# [Task requirements]
Leave out the pictures and retype everything else in the records below exactly.

# [Dataset]

━━━━━━━━━━━━━━━━━━━━━━━━━━━━━━

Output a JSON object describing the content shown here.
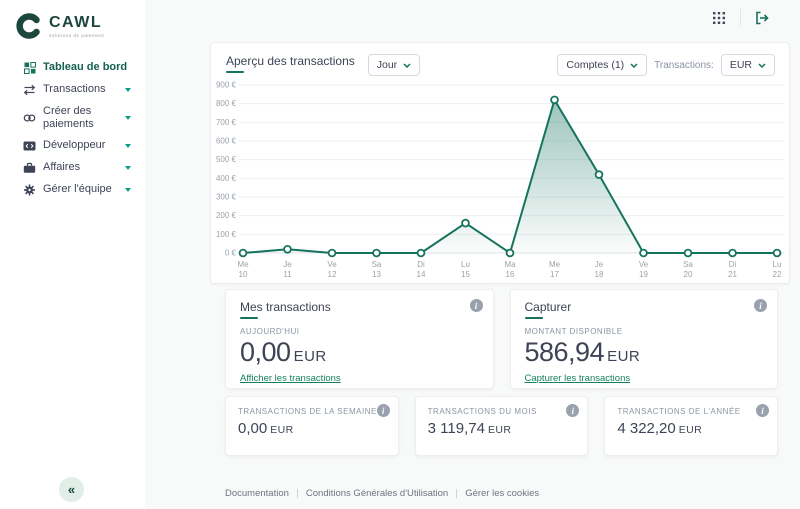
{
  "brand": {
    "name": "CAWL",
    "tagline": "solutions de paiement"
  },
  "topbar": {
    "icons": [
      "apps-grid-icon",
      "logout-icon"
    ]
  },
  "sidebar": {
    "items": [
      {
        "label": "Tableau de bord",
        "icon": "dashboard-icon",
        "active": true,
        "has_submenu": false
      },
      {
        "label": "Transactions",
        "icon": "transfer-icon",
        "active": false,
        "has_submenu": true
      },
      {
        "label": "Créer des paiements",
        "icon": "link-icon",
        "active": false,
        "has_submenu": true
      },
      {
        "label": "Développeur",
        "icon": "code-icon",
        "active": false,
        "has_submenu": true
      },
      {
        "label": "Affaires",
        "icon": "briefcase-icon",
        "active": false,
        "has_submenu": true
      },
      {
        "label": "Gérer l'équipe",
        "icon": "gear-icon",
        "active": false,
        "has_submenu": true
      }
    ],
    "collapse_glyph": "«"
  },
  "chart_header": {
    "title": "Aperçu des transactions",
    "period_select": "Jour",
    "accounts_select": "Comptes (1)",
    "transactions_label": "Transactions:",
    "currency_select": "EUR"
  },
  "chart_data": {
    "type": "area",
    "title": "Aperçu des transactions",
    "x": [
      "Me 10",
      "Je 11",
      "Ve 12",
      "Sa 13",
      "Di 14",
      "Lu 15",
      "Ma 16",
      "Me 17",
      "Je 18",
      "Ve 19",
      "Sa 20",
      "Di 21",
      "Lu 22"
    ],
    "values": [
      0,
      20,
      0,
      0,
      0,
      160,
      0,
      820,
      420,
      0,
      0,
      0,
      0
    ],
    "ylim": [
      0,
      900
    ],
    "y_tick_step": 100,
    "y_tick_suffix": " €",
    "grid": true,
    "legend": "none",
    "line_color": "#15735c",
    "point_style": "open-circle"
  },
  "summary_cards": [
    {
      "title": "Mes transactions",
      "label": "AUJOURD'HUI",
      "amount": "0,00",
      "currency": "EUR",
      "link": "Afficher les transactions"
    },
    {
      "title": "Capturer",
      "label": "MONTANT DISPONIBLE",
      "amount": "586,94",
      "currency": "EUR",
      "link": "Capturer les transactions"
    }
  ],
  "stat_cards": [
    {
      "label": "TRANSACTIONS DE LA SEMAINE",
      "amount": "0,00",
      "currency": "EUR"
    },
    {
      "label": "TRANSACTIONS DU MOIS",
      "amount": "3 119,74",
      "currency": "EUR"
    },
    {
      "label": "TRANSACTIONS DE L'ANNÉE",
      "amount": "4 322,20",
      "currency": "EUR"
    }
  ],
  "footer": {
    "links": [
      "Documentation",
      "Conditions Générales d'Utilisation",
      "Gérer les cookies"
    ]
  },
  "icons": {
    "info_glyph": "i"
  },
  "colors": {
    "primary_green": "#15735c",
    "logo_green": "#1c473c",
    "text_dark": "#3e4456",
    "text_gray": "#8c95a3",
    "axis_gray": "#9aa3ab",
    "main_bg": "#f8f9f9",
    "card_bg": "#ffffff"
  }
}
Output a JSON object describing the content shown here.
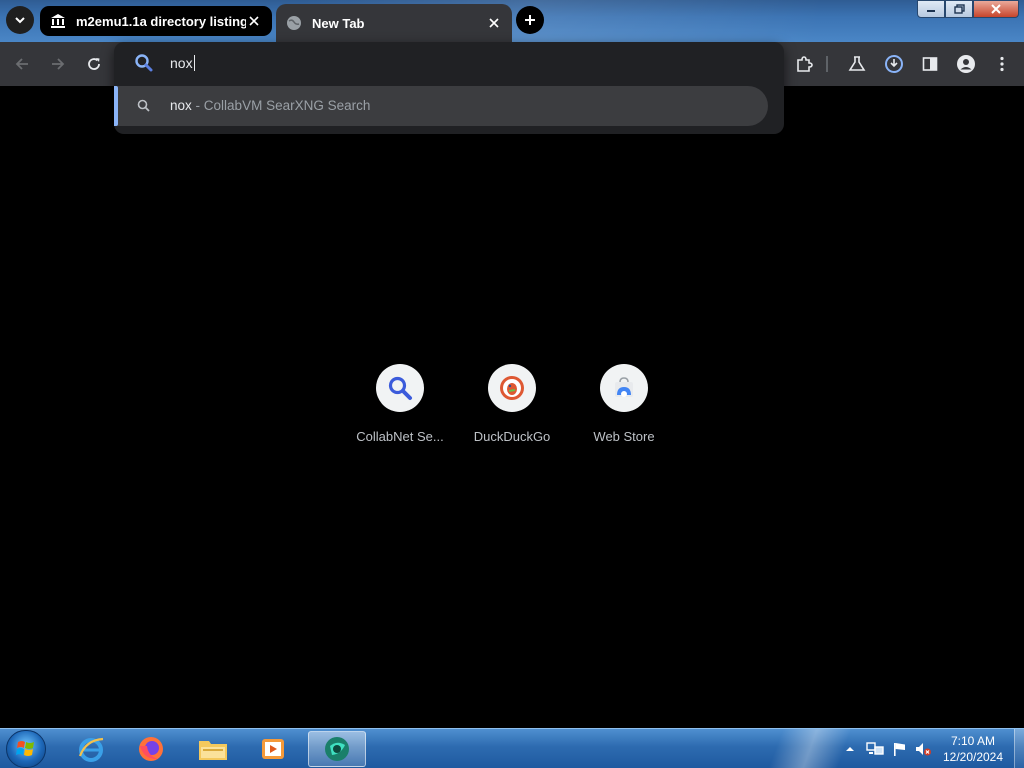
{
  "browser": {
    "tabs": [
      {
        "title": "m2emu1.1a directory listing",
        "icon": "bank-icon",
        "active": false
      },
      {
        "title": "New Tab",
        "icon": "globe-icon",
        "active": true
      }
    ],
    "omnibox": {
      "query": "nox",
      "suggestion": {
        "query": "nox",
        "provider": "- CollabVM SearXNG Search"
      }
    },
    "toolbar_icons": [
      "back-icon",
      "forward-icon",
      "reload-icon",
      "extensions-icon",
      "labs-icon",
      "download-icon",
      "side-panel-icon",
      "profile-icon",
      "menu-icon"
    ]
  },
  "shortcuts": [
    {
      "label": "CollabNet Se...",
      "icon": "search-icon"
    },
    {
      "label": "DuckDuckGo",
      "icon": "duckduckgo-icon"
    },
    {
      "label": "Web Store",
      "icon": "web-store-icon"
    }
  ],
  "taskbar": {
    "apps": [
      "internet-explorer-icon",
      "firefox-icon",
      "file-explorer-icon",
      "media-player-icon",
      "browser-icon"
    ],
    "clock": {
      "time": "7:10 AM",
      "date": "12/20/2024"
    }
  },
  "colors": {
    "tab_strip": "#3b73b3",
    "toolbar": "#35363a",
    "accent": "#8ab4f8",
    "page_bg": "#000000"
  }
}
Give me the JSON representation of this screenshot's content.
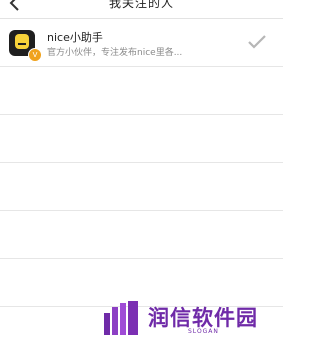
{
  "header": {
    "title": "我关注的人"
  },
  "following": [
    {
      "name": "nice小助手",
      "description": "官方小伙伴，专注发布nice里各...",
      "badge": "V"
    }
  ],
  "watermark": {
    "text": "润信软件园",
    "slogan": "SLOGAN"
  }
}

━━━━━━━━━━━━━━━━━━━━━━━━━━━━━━

# [Written answer]
Output a JSON object describing the content shown here.
{
  "brand": {
    "name": "CAWL",
    "tagline": "solutions de paiement"
  },
  "topbar": {
    "icons": [
      "apps-grid-icon",
      "logout-icon"
    ]
  },
  "sidebar": {
    "items": [
      {
        "label": "Tableau de bord",
        "icon": "dashboard-icon",
        "active": true,
        "has_submenu": false
      },
      {
        "label": "Transactions",
        "icon": "transfer-icon",
        "active": false,
        "has_submenu": true
      },
      {
        "label": "Créer des paiements",
        "icon": "link-icon",
        "active": false,
        "has_submenu": true
      },
      {
        "label": "Développeur",
        "icon": "code-icon",
        "active": false,
        "has_submenu": true
      },
      {
        "label": "Affaires",
        "icon": "briefcase-icon",
        "active": false,
        "has_submenu": true
      },
      {
        "label": "Gérer l'équipe",
        "icon": "gear-icon",
        "active": false,
        "has_submenu": true
      }
    ],
    "collapse_glyph": "«"
  },
  "chart_header": {
    "title": "Aperçu des transactions",
    "period_select": "Jour",
    "accounts_select": "Comptes (1)",
    "transactions_label": "Transactions:",
    "currency_select": "EUR"
  },
  "chart_data": {
    "type": "area",
    "title": "Aperçu des transactions",
    "x": [
      "Me 10",
      "Je 11",
      "Ve 12",
      "Sa 13",
      "Di 14",
      "Lu 15",
      "Ma 16",
      "Me 17",
      "Je 18",
      "Ve 19",
      "Sa 20",
      "Di 21",
      "Lu 22"
    ],
    "values": [
      0,
      20,
      0,
      0,
      0,
      160,
      0,
      820,
      420,
      0,
      0,
      0,
      0
    ],
    "ylim": [
      0,
      900
    ],
    "y_tick_step": 100,
    "y_tick_suffix": " €",
    "grid": true,
    "legend": "none",
    "line_color": "#15735c",
    "point_style": "open-circle"
  },
  "summary_cards": [
    {
      "title": "Mes transactions",
      "label": "AUJOURD'HUI",
      "amount": "0,00",
      "currency": "EUR",
      "link": "Afficher les transactions"
    },
    {
      "title": "Capturer",
      "label": "MONTANT DISPONIBLE",
      "amount": "586,94",
      "currency": "EUR",
      "link": "Capturer les transactions"
    }
  ],
  "stat_cards": [
    {
      "label": "TRANSACTIONS DE LA SEMAINE",
      "amount": "0,00",
      "currency": "EUR"
    },
    {
      "label": "TRANSACTIONS DU MOIS",
      "amount": "3 119,74",
      "currency": "EUR"
    },
    {
      "label": "TRANSACTIONS DE L'ANNÉE",
      "amount": "4 322,20",
      "currency": "EUR"
    }
  ],
  "footer": {
    "links": [
      "Documentation",
      "Conditions Générales d'Utilisation",
      "Gérer les cookies"
    ]
  },
  "icons": {
    "info_glyph": "i"
  },
  "colors": {
    "primary_green": "#15735c",
    "logo_green": "#1c473c",
    "text_dark": "#3e4456",
    "text_gray": "#8c95a3",
    "axis_gray": "#9aa3ab",
    "main_bg": "#f8f9f9",
    "card_bg": "#ffffff"
  }
}
Output a JSON object describing the content shown here.
{
  "browser": {
    "tabs": [
      {
        "title": "m2emu1.1a directory listing",
        "icon": "bank-icon",
        "active": false
      },
      {
        "title": "New Tab",
        "icon": "globe-icon",
        "active": true
      }
    ],
    "omnibox": {
      "query": "nox",
      "suggestion": {
        "query": "nox",
        "provider": "- CollabVM SearXNG Search"
      }
    },
    "toolbar_icons": [
      "back-icon",
      "forward-icon",
      "reload-icon",
      "extensions-icon",
      "labs-icon",
      "download-icon",
      "side-panel-icon",
      "profile-icon",
      "menu-icon"
    ]
  },
  "shortcuts": [
    {
      "label": "CollabNet Se...",
      "icon": "search-icon"
    },
    {
      "label": "DuckDuckGo",
      "icon": "duckduckgo-icon"
    },
    {
      "label": "Web Store",
      "icon": "web-store-icon"
    }
  ],
  "taskbar": {
    "apps": [
      "internet-explorer-icon",
      "firefox-icon",
      "file-explorer-icon",
      "media-player-icon",
      "browser-icon"
    ],
    "clock": {
      "time": "7:10 AM",
      "date": "12/20/2024"
    }
  },
  "colors": {
    "tab_strip": "#3b73b3",
    "toolbar": "#35363a",
    "accent": "#8ab4f8",
    "page_bg": "#000000"
  }
}
Give me the JSON representation of this screenshot's content.
{
  "header": {
    "title": "我关注的人"
  },
  "following": [
    {
      "name": "nice小助手",
      "description": "官方小伙伴，专注发布nice里各...",
      "badge": "V"
    }
  ],
  "watermark": {
    "text": "润信软件园",
    "slogan": "SLOGAN"
  }
}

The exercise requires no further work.